Mayfield got more animated with each passing question, and at one point Shana tried to calm him down. He kept going. He denied taking any illegal drugs and even pinched a bunch of his hair, mentioning that a hair sample would date back before Richmond.
It was like a revelation for him: I'm labeled now. If I'm going to fight this, I darn sure better stand up and fight it.
And he is.
"Wouldn't you want to know? Wouldn't you want a result?" Mayfield said. "If you guys were in my shoes wouldn't you want a result of your results of what happened?"
Earlier in the day I spoke with Tony Furr, Mayfield's old buddy and crew chief, and he backed his driver.
"Jeremy's had allergies. I've known him since '94, and back then he had allergies so bad, there was days it looked like he was crying all the time," Furr said. "On the way to Richmond it was like that. He used to get shots for that stuff and all, and he didn't do that. He took a Claritin.
"And he was out of Claritin and went to the [drug store] right across the road from Richmond [International Raceway] and bought some more Claritin and took another one there because he knew the next day he had to be ready to go. It just so happened it was his time for the random drug test."
Furr also does not believe Mayfield to be a drug abuser.
"It's a difficult situation. We all believe in Jeremy," Furr said. "If he's not the all-American boy, I don't know who is. I've known him all the way up through his career, here, and worked with him on and off. And I know the boy don't drink, smoke, [smoke] dope, none of that stuff.
"So I know Jeremy pretty good. I don't know him like a wife or nothing, but as a friend I've been around him quite a bit, and I can honestly say I don't believe the boy takes any kind of dope whatsoever."
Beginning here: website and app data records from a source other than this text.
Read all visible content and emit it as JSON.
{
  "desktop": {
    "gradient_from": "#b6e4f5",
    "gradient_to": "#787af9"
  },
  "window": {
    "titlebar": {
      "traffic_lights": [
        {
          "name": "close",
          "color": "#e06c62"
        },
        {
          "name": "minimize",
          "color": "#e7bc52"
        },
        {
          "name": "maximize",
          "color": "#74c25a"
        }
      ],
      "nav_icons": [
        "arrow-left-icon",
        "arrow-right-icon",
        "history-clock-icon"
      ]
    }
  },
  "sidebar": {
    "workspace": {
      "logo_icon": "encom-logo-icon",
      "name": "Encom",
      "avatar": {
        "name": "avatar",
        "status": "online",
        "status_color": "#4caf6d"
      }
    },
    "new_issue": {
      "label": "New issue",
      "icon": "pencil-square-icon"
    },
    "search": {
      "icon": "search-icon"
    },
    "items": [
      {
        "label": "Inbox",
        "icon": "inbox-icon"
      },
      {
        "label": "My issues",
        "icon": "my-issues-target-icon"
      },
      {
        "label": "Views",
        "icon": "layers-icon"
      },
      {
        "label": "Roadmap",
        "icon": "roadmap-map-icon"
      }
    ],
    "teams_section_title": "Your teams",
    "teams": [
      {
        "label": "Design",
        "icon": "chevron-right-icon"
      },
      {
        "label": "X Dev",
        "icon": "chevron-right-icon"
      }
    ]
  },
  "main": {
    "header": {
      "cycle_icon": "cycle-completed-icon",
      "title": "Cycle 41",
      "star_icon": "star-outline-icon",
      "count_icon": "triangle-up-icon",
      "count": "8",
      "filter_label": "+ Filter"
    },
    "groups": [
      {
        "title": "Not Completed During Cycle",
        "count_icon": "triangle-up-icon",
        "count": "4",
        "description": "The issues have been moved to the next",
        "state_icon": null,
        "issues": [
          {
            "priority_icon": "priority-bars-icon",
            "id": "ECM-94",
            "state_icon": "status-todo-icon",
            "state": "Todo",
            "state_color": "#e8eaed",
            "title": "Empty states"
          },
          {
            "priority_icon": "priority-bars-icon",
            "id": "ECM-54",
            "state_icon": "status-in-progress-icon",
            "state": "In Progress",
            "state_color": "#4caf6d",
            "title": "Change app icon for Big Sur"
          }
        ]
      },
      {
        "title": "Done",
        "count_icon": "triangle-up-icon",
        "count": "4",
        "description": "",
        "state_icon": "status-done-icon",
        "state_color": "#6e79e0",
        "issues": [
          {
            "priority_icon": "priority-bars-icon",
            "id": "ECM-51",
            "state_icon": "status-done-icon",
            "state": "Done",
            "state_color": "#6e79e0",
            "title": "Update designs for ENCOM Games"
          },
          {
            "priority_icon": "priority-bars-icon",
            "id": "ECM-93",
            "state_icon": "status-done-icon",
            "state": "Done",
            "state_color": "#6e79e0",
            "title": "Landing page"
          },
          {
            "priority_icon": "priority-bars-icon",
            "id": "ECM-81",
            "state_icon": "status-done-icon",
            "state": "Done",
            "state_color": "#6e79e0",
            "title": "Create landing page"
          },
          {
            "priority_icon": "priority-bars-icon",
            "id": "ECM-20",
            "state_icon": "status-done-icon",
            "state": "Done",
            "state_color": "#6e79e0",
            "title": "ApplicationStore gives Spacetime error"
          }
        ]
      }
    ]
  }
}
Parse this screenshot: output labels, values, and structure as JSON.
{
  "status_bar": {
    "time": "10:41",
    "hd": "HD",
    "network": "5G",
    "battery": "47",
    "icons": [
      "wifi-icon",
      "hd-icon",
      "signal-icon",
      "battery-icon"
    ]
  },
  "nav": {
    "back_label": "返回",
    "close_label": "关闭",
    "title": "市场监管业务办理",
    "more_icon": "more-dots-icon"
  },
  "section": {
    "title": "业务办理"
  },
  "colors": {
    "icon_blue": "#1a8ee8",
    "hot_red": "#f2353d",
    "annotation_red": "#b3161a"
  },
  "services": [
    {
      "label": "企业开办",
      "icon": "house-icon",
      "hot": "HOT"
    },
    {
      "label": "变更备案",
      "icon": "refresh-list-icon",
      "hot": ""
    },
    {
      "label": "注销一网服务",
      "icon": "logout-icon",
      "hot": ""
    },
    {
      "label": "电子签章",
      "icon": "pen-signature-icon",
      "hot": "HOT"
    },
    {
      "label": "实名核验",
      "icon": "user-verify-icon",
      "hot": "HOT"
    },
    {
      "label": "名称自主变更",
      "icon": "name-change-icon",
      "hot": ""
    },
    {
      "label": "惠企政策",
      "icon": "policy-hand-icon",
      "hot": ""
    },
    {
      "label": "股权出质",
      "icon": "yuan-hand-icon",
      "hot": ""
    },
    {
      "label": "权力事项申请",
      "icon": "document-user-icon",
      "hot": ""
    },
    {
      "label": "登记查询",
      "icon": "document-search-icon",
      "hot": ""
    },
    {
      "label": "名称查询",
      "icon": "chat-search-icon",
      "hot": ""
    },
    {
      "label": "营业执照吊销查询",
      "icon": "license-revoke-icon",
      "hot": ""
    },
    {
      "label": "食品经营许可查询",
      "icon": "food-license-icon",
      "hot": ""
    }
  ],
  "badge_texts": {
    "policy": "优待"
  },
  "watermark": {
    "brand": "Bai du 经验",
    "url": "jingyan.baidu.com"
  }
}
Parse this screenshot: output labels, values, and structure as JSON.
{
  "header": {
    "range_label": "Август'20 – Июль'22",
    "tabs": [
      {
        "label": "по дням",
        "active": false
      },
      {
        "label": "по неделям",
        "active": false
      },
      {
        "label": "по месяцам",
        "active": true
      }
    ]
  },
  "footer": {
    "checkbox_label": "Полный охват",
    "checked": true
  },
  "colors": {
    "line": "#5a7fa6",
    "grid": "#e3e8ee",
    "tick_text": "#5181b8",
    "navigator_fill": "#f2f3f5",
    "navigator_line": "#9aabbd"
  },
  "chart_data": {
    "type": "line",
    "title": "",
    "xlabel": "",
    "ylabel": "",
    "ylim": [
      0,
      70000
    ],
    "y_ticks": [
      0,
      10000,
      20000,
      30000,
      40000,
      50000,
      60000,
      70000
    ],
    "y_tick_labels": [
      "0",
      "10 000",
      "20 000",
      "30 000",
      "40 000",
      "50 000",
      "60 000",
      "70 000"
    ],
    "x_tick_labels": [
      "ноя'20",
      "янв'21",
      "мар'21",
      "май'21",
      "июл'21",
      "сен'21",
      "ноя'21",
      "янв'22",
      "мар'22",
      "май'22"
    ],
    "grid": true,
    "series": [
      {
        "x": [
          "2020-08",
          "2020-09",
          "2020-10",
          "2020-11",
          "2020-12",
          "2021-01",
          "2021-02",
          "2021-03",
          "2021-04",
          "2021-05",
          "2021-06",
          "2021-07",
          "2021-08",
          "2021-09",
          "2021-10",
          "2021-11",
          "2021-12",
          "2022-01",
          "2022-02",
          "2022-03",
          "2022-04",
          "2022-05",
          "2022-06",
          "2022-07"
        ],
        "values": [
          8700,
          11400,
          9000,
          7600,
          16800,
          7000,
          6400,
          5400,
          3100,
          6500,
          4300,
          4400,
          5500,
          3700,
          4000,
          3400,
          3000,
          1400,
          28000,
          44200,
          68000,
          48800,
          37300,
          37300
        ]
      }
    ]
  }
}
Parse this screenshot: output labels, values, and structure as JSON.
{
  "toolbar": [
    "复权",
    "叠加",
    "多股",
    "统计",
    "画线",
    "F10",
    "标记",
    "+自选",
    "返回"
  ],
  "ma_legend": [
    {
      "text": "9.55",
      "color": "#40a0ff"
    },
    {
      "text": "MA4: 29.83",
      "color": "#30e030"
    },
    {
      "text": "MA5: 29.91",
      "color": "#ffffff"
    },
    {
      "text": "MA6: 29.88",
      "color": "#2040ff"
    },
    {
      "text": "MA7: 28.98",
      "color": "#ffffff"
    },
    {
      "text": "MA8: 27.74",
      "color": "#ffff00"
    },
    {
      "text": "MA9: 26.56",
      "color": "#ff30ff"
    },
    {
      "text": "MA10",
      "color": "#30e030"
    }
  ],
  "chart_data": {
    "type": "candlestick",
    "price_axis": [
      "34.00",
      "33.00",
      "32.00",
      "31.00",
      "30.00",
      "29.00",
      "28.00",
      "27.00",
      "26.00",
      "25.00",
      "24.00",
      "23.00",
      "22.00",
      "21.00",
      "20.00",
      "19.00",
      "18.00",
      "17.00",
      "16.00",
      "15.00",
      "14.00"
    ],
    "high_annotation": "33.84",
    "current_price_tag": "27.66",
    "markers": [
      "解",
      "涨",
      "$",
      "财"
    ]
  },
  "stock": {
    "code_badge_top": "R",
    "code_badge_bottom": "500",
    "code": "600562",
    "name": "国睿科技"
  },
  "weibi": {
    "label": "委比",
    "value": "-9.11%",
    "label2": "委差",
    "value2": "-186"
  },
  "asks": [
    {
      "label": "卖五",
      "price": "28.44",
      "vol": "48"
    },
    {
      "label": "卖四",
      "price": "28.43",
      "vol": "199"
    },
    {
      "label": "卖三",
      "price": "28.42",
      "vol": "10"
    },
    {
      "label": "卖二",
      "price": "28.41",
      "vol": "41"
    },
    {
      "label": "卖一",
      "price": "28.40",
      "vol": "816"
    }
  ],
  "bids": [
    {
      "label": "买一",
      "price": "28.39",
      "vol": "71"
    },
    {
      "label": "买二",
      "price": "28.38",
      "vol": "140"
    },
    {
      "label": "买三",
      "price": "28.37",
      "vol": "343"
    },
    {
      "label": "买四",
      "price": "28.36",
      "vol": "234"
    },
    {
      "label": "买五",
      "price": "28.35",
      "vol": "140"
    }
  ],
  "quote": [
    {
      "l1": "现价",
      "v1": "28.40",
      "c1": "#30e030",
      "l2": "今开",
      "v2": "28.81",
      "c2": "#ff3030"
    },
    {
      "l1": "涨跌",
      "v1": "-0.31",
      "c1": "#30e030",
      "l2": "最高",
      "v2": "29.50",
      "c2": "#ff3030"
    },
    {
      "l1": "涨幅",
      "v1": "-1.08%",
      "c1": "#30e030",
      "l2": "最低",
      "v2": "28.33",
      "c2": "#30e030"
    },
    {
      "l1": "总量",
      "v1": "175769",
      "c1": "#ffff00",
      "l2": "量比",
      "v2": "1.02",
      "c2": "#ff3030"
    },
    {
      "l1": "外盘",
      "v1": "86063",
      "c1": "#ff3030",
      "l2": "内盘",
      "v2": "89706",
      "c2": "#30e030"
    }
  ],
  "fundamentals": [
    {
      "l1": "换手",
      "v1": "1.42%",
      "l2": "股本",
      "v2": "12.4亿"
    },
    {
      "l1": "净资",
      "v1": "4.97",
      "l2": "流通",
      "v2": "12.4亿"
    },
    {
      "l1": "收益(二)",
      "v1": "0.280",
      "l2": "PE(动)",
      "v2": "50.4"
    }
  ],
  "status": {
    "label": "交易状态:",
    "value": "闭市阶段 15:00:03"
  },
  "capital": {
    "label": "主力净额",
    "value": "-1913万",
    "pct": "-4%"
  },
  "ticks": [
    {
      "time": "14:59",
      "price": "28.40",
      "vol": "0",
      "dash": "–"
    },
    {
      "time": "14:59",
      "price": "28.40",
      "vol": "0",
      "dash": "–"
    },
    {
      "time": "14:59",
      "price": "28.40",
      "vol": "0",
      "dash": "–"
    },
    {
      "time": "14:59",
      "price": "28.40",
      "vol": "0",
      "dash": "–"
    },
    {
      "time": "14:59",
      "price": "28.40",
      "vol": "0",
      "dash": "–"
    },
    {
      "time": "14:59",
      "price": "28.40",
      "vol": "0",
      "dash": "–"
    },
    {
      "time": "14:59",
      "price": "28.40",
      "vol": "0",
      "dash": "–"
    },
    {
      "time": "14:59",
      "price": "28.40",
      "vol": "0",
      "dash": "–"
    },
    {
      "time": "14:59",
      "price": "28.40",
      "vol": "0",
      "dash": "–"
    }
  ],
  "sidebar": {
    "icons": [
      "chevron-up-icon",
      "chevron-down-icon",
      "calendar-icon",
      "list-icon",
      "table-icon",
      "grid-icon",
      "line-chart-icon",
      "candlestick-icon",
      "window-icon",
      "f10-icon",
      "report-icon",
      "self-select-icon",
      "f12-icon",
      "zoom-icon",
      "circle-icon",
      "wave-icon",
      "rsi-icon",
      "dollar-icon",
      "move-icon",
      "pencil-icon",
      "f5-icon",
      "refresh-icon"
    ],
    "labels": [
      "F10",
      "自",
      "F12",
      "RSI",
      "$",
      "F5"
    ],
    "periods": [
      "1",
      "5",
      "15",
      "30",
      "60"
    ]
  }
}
The above was written by Marty Smith. What a bunch of crap. NASCAR bans him from racing for taking Claritin? I'm pretty sure that the positive test was for more than that!
Jeremy states he doesn't know what was the cause of his positive test but he's innocent. You would think that he'd be doing everything, calling everybody, using all resources to find out what the substance was so that he could avoid it in the future...that is unless he already knows. Too much is being made out of his battle with NASCAR over this. He knew the consequence for failing a test and NASCAR has done the right thing by parking him. The last thing the other drivers need, is someone hopped up on drugs running 198 miles per hour in double formation for five hundred miles. What if we learned that Carl Edwards was on a banned substance? The wreck at Talladega would take on a whole new meaning. My point is simple, fail a test and you're out. But you still would think Jeremy would try all options to find out what, two weeks later, he was on to cause the positive test. Only him and NASCAR know.